I come from a place with a respectable amount of snowfall and below-freezing temperatures. While I know people from more northern climates would still scoff at my own experience with winter, I think most of us can still agree that sometimes, it's just the worst. Winters in Korea, while brutally cold, are also quite icy and grey. As I face my third Korean winter, here's the first part of my tried and true tips for surviving the cold months.

surviving winter in koreaNooooooo, thank you.

Get to know your apartment's ondol. 

Ondol, which is the Korean word for the floor heating, is one of the greatest things. Ever. There's something amazing about getting out of bed on a cold morning and feeling warmth under your feet. 
The controls are likely to be in Korean (and temperatures in Celcius), but some quick translating and converting should help you figure out the basics. The ondol control in my apartment is fairly standard, so you can expect something like that. 

Buy yourself some fleece-lined clothes.

I've been hearing that this trend is catching on elsewhere in the world, to which I say, It's about time. Fleece-lined leggings, tights, sweaters -- everything -- have been popular in Korea for as long as I've lived here, and probably even longer. It's amazing how much a layer of fuzz makes a difference, especially when you want to keep the biting wind off of your legs. 

Invest in gigantic scarves.

Giant, chunky, face-eating scarves are all the rage both in Korea and the rest of the wintery world. Guys or gals wear huge scarves without shame, largely because while also stylish, they're absurdly practical. Not only can you thoroughly wrap your neck, but you probably have enough scarf leftover to make a hood or pull it over your mouth and nose. 

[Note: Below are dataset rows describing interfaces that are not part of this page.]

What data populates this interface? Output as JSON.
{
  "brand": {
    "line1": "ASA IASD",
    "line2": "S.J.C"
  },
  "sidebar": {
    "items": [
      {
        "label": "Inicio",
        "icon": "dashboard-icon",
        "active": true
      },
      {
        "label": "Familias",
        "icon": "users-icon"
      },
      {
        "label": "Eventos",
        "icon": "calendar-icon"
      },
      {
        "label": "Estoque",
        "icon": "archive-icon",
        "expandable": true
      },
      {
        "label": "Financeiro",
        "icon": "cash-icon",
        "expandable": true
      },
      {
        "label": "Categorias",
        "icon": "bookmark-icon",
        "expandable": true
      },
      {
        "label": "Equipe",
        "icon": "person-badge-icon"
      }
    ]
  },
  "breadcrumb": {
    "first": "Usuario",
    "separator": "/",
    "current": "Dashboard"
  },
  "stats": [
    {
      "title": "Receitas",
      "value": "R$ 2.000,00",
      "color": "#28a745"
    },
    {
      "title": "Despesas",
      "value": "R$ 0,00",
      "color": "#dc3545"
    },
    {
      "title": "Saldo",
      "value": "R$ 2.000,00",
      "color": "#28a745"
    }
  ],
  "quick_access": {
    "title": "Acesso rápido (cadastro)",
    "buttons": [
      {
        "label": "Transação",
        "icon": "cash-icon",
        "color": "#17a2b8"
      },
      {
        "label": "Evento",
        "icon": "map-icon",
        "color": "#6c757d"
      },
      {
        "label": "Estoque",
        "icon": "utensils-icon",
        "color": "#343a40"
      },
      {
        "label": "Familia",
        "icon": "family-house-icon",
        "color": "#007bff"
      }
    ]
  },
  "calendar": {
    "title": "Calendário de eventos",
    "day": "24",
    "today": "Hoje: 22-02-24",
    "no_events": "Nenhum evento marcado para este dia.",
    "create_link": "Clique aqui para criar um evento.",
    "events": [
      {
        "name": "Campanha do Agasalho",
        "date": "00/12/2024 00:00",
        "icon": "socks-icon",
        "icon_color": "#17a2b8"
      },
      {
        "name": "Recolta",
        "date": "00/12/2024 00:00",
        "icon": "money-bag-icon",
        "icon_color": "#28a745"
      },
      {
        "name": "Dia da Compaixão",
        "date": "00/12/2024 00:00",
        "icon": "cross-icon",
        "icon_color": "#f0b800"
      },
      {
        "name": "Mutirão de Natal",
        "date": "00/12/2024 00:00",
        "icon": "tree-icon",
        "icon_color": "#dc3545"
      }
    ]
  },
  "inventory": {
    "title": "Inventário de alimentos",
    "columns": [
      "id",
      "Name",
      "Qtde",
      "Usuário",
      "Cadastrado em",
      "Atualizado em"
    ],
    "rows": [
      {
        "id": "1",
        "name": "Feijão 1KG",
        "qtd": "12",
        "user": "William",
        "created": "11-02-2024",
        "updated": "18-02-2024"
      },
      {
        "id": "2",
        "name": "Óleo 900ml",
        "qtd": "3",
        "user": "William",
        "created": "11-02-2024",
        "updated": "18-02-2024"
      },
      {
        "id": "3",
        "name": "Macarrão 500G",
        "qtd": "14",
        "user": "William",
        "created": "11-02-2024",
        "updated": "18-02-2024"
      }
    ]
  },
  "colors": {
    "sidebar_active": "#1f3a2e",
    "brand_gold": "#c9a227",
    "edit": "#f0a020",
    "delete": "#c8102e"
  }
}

Possibly the best part of these scarves, however, is that they're cheap. Really, really cheap. 

Embrace the hand warmers. 

Hand warmers were revolutionary for me. I'd never encountered them before Korea, so I was amazed when I was first handed these little warm pouches. 

Hand warmers are typically pocket-sized and you can find them in any convenience store this time of year. Some even have adorable little characters on them. 

Take your D vitamins!

Seasonal Affective Disorder (SAD) is very much a real thing, and Korean winters can be especially gray and gloomy. Last winter, the entire foreign staff at my branch got particularly mopey during the winter because we were so deficient in vitamin D. 

Finding vitamins in Korea isn't difficult, but I've found them to be somewhat overpriced. Luckily, this is where iHerb comes in to save the day. iHerb is a(n amazing) online heath food store with great shipping options to Korea. This year, to preemptively head off my seasonal depression, I stocked up on vitamin D and have been trying to take it regularly. It's been sunny so far, but the cold, dark winter months are far from over. 
That's all for Part One, but be on the lookout for the second installment, with five more bits of advice for making it through winter in Korea!